[Start of Attachment]

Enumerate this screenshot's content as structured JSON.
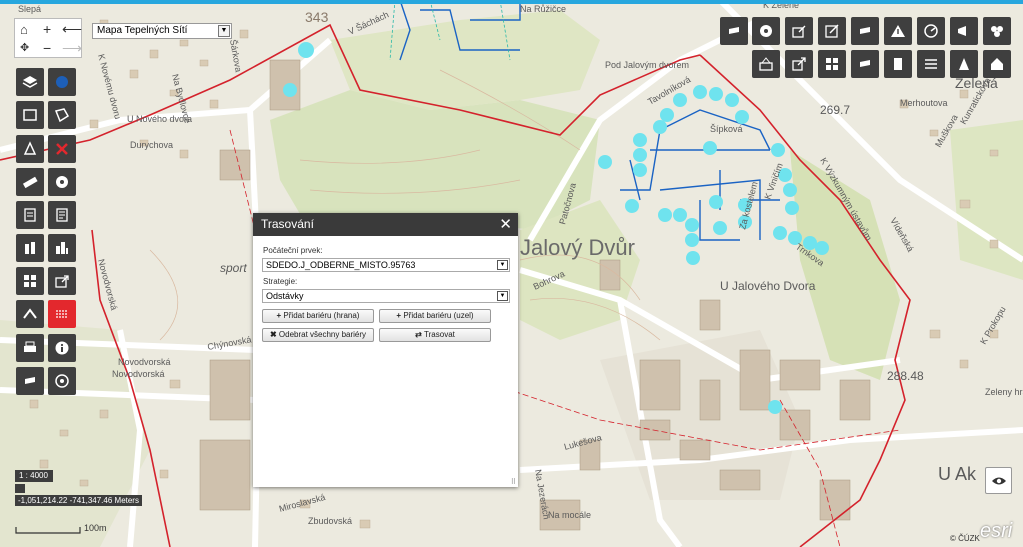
{
  "nav": {
    "home_icon": "home-icon",
    "zoom_in": "+",
    "zoom_out": "−",
    "back": "⟵",
    "forward": "⟶"
  },
  "layer_select": {
    "value": "Mapa Tepelných Sítí"
  },
  "dialog": {
    "title": "Trasování",
    "start_label": "Počáteční prvek:",
    "start_value": "SDEDO.J_ODBERNE_MISTO.95763",
    "strategy_label": "Strategie:",
    "strategy_value": "Odstávky",
    "btn_barrier_edge": "Přidat bariéru (hrana)",
    "btn_barrier_node": "Přidat bariéru (uzel)",
    "btn_remove_barriers": "Odebrat všechny bariéry",
    "btn_trace": "Trasovat"
  },
  "status": {
    "scale": "1 : 4000",
    "coords": "-1,051,214.22 -741,347.46 Meters",
    "scalebar": "100m"
  },
  "attribution": {
    "cuzk": "© ČÚZK",
    "esri": "esri"
  },
  "map_labels": {
    "slepa": "Slepá",
    "sarkova": "Šárkova",
    "ve_sachach": "V Šáchách",
    "na_ruzicce": "Na Růžičce",
    "k_novemu_dvoru": "K Novému dvoru",
    "na_bydlovce": "Na Bydlovce",
    "u_noveho_dvora": "U Nového dvora",
    "durychova": "Durychova",
    "pod_jalovym_dvorem": "Pod Jalovým dvorem",
    "k_zelene": "K Zelené",
    "zelena": "Zelená",
    "tavolnikova": "Tavolníková",
    "sipkova": "Šípková",
    "num_2697": "269.7",
    "merhoutova": "Merhoutova",
    "muskova": "Muškova",
    "kunratickova": "Kunratickova",
    "jalovy_dvur": "Jalový Dvůr",
    "patocnova": "Patočnova",
    "bohrova": "Bohrova",
    "u_jaloveho_dvora": "U Jalového Dvora",
    "trnkova": "Trnkova",
    "k_vinicim": "K Viničím",
    "za_kostelem": "Za kostelem",
    "vojtesska": "Vídeňská",
    "k_vyskumnym_ustavum": "K Výzkumným ústavům",
    "sportovni": "sport",
    "novodvorska": "Novodvorská",
    "chynovska": "Chýnovská",
    "lukesova": "Lukešova",
    "na_jezerach": "Na Jezerách",
    "na_mocale": "Na mocále",
    "mirovska": "Miroslavská",
    "zbudovska": "Zbudovská",
    "num_28848": "288.48",
    "u_akaty": "U Ak",
    "k_prokopu": "K Prokopu",
    "zelenov_zahrada": "Zeleny hrad",
    "num_343": "343"
  }
}
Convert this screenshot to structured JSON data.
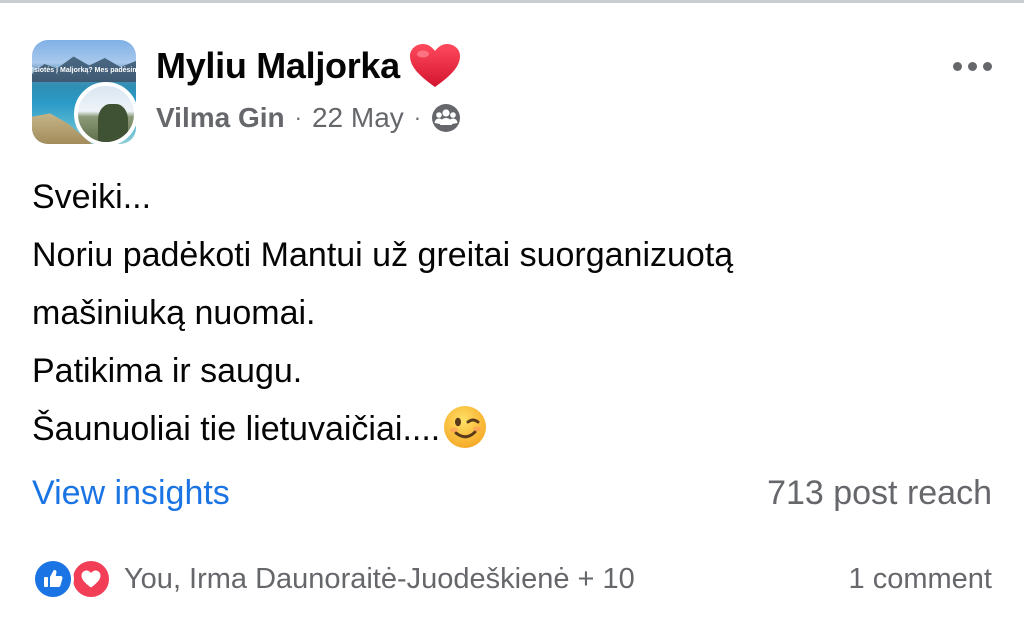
{
  "post": {
    "group_name": "Myliu Maljorka",
    "group_avatar_banner": "Įsiotės į Maljorką? Mes padėsime",
    "author": "Vilma Gin",
    "separator": "·",
    "date": "22 May",
    "body_lines": [
      "Sveiki...",
      "Noriu padėkoti Mantui už greitai suorganizuotą",
      "mašiniuką nuomai.",
      "Patikima ir saugu.",
      "Šaunuoliai tie lietuvaičiai...."
    ],
    "insights_label": "View insights",
    "reach": "713 post reach",
    "reactors": "You, Irma Daunoraitė-Juodeškienė + 10",
    "comments": "1 comment"
  },
  "icons": {
    "title_icon": "red-heart-icon",
    "privacy": "group-members-icon",
    "more": "more-options-icon",
    "emoji": "winking-face-icon",
    "reactions": [
      "like-reaction-icon",
      "love-reaction-icon"
    ]
  },
  "colors": {
    "link_blue": "#1b74e4",
    "secondary_text": "#65676b",
    "like_blue": "#1b74e4",
    "love_red": "#f33e58",
    "heart_red": "#e0245e"
  }
}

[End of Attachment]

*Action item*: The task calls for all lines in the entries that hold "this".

*Task answer*:
Enumerate this screenshot's content as structured JSON.
Convert this screenshot to structured JSON data.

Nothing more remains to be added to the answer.